The New York Times claims that the development of the US surveillance state goes a long way back into US history. In 1862, after President Abraham Lincoln appointed him secretary of war, Edwin M. Stanton penned a letter to the president requesting sweeping powers.Central to these powers were getting total control of the telegraph lines.
The idea was that by routing those lines through his office, Stanton would keep tabs on vast amounts of communication, journalistic, governmental and personal. At the time the telegraph was the Internet of its day and while the traffic was lighter, the fact that it was rerouted through a centralised office is pretty much how Prism works.
On the back of Stanton’s letter Lincoln scribbled his approval: “The Secretary of War has my authority to exercise his discretion in the matter within mentioned.” Stanton’s next move was to arrest dozens of newspapermen arrested on questionable charges. A reporter for The New York Herald, who had insisted that he be given news ahead of other reporters, was arrested as a spy.
Stanton’s office made his department the nexus of war information. He collected news from generals, telegraph operators and reporters. He used his power over the telegraphs to influence what journalists did or didn’t publish. It was not until 1862, the House Judiciary Committee looked at the question of “telegraphic censorship” and called for restraint.

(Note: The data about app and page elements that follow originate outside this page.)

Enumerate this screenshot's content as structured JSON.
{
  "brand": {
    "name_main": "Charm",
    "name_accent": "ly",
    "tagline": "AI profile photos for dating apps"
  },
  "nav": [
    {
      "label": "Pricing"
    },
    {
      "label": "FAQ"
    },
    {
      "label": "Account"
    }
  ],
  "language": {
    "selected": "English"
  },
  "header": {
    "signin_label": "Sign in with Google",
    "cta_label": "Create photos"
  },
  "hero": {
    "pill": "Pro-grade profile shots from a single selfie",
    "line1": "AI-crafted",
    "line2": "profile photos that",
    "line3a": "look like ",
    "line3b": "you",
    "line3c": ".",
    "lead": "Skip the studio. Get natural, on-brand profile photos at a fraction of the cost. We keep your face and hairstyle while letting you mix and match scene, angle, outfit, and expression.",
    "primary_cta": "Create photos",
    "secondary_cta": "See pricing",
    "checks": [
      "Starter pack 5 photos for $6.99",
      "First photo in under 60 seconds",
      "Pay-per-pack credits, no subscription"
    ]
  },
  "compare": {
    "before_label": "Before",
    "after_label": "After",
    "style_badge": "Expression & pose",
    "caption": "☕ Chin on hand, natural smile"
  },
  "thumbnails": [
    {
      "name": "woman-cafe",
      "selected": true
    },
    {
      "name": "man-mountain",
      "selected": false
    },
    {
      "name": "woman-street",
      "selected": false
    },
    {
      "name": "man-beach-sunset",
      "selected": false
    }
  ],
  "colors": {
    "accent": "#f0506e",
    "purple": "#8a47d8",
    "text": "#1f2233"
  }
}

But the sequence is pretty much history repeating itself. Use the justification of a war to centralise the information, spy on citizens, arrest the journalists or brand them traitors. The only down side is that a war on terror is always endless, whereas the civil war did eventually stop – well not in Alabama of course.